I saw this interesting post in another forum:
Originally Posted by Steve Mensing
John asks: "What are you thoughts on REBT's shame-attacking exercise? Is that a form of desensitization? If so, any thoughts on its effectiveness? Any tips?"
John REBT's (Albert Ellis's Rational Emotive Behavior Therapy) "shame attacking exercise" is a direct exposure process targeting shameful activities. It is a form of exposure-desensitization. I hold "shame attacking" exercises in high regard and have taught their use to social anxiety groups.
Typical exercises are walking a shoebox, labeled "dog", on a string through a public park or loudly calling out all the stops on a bus or a train. (I modeled the behavior first and had great fun calling out stops first--Only once did some elderly woman tell me to sit down and shutup--I asked her what stop she was getting off so I could announce her departure and sing: "Happy Trails to You".
She said I was a flake and I agreed with her.
What happens is shame attacking is a person finds out they can stand and survive the socalled shame and it wasn't a big a deal as they thought. Very often persons using this exercise enjoy a good laugh at what they previously believed would be a public disaster.
It's excellent for the shame and embarassment part of social phobia, overcoming our "hangups", and even public performance anxiety. Folks experience the socalled worst and find out they can survive and stand it--it's not the end of the world.
*Don't perform "shame attacking" exercises at work.
*If someone is extremely anxious about embarrassment and shame they might want to build up at a gradient.
Do lesser shameful exercises at first until they are desensitized and move to the next shame provoking activity.
*If someone gets very overwhelmed initially or feels some panic coming on they can quickly perform the Shrunken Head to ratchet the overwhelm down. Then continue acting silly or strange until your shame is desensitized.
*Calling out stops on a public bus or train is a nice start.
Don't wear a backpack on New York or London public transportation or you might get detained by the transit police.
Take care, Steve
This post has really inspired me...
I am suddenly reminded of an interview I heard with Larry David (my comedic hero). He talked about how when they are filming a scene where someone is yelling at him and/or cursing, he has the hardest time not laughing.

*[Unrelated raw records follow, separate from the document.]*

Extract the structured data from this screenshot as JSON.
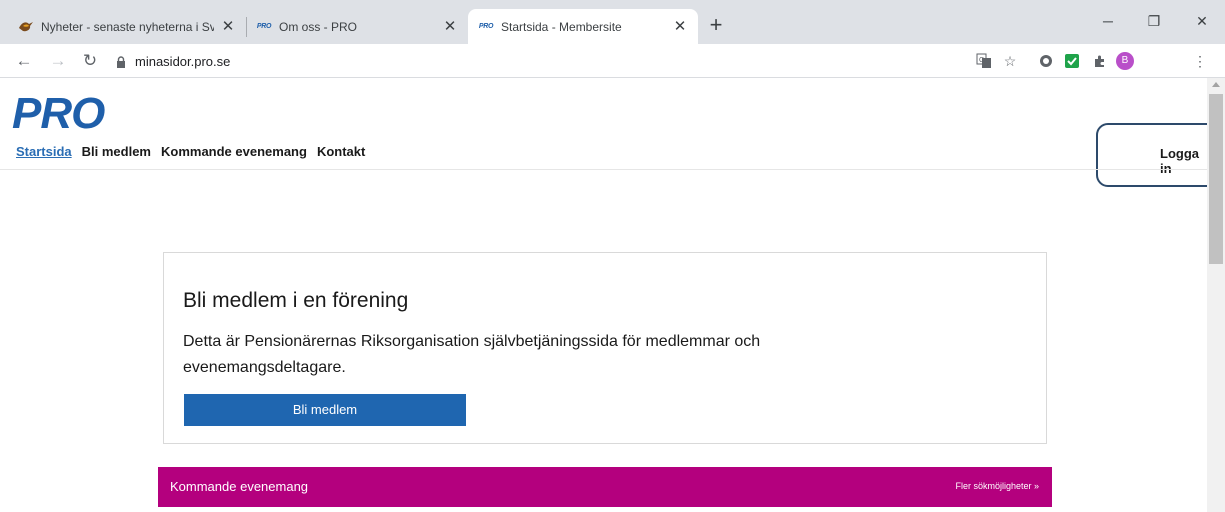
{
  "browser": {
    "tabs": [
      {
        "title": "Nyheter - senaste nyheterna i Sve",
        "icon": "bird-favicon-icon",
        "active": false
      },
      {
        "title": "Om oss - PRO",
        "icon": "pro-favicon-icon",
        "active": false
      },
      {
        "title": "Startsida - Membersite",
        "icon": "pro-favicon-icon",
        "active": true
      }
    ],
    "favicon_text": "PRO",
    "url": "minasidor.pro.se",
    "profile_initial": "B"
  },
  "site": {
    "logo_text": "PRO",
    "nav": [
      "Startsida",
      "Bli medlem",
      "Kommande evenemang",
      "Kontakt"
    ],
    "login": "Logga in"
  },
  "card": {
    "title": "Bli medlem i en förening",
    "text": "Detta är Pensionärernas Riksorganisation självbetjäningssida för medlemmar och evenemangsdeltagare.",
    "button": "Bli medlem"
  },
  "events": {
    "title": "Kommande evenemang",
    "more": "Fler sökmöjligheter  »"
  },
  "colors": {
    "brand_blue": "#1f5faa",
    "button_blue": "#1f66b0",
    "events_magenta": "#b4007e",
    "link_blue": "#2a6db4"
  }
}
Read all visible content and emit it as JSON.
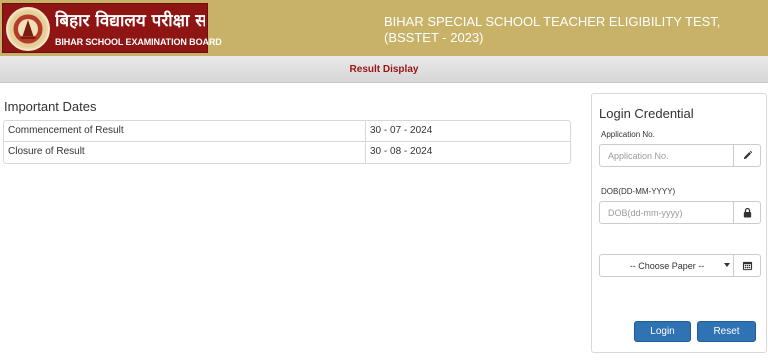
{
  "header": {
    "logo_hindi": "बिहार विद्यालय परीक्षा समिति",
    "logo_english": "BIHAR SCHOOL EXAMINATION BOARD",
    "title_line1": "BIHAR SPECIAL SCHOOL TEACHER ELIGIBILITY TEST,",
    "title_line2": "(BSSTET - 2023)",
    "brand_color": "#c8b268",
    "logo_color": "#8f1414"
  },
  "subbar": {
    "title": "Result Display",
    "title_color": "#9a1414"
  },
  "important_dates": {
    "heading": "Important Dates",
    "rows": [
      {
        "label": "Commencement of Result",
        "value": "30 - 07 - 2024"
      },
      {
        "label": "Closure of Result",
        "value": "30 - 08 - 2024"
      }
    ]
  },
  "login": {
    "title": "Login Credential",
    "application_label": "Application No.",
    "application_placeholder": "Application No.",
    "application_icon": "pencil-icon",
    "dob_label": "DOB(DD-MM-YYYY)",
    "dob_placeholder": "DOB(dd-mm-yyyy)",
    "dob_icon": "lock-icon",
    "paper_selected": "-- Choose Paper --",
    "paper_icon": "calendar-icon",
    "login_button": "Login",
    "reset_button": "Reset",
    "button_color": "#2f73b4"
  }
}
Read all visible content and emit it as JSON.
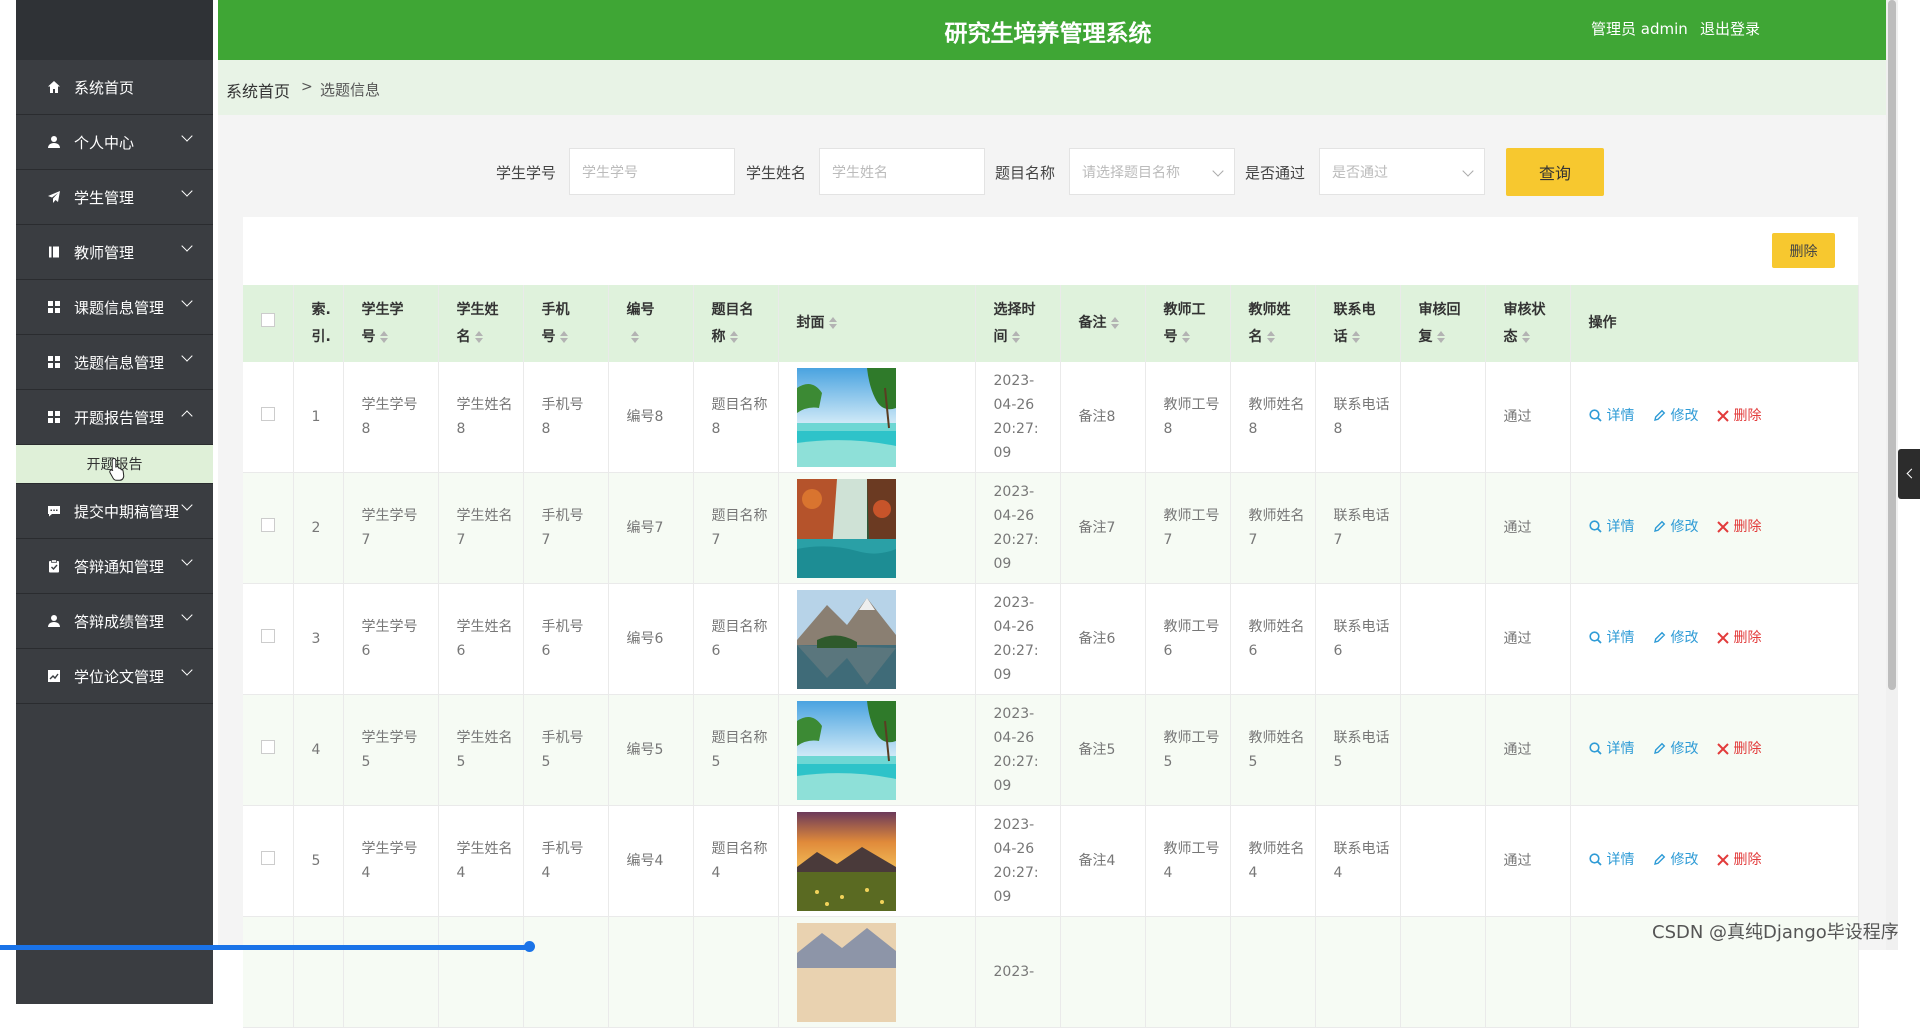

He explained how in real life, people very rarely have such extreme responses when they get upset at you, so actually getting to act in scenes where people are psychotically yelling at him and calling him all kinds of vulgar names is irresistably funny. I think I too often think I'll end up getting cursed at or yelled at, when most of the time it doesn't happen (only rarely do I get cursed at, usually while running). Larry's explanation shows that while getting verbally assaulted is rare, it doesn't have to break you (you don't have to echo their comments in your self-analysis).
I tend to think that most guys will yell or physically attack me if I even slightly bother them (I'm a small guy, which makes me think it's more likely). I think the same with women, minus the physical attacks (although possible, it's less probable).
The shoebox on a rope with "DOG" on it sounds like a hilarious, and very difficult, stunt. I might actually be able to almost do it if I had a bunch of people with me (maybe filming from a distance).
In fact, I almost did a stunt a couple years ago with my roommate. We lived in an apartment up a big hill, with a balcony looking over the hill. I was going to walk up the hill and make a jerking motion with my leg, such that my leg nearly touches my ear. I'd do this RIGHT before passing someone, making them hopefully think I've got some kind of issue/problem. We never went through with it, but only because she never really got her video camera working (which would be filming from the balcony).
I used to do this in the movie theater I worked at though, and one time this attractive girl had NO negative reaction... in fact, she ended up asking me for the time. I was stunned! I was also a lot more socially confident at the movie theater, so it wasn't something I'd ever do outside of that place (with people supporting my stunt).
I think I'm going to go with either of these exercises/challenges:
- Wear running clothes that evoke the most negative comments from people (tight-fitting basically), and run wherever I see the most people. Run through big crowds, especially groups of teenagers. Teenagers will likely provide my best chance at tasting some disapproval.
- Near others, clumsily drop several books two times in a row in a quiet library (I haven't been to the library in my new city yet).
PS --- Ross, have you read "How to Control Your Anxiety Before It Controls You" by Albert Ellis? It came out in 1998, and I'm a little intrigued by it. There is a section on shame-attacking exercises, as well as a sense of humor to combat anxiety. I might buy this book or look for it in the library (hey, two birds with one stone if I perform the shame-attacking challenge there).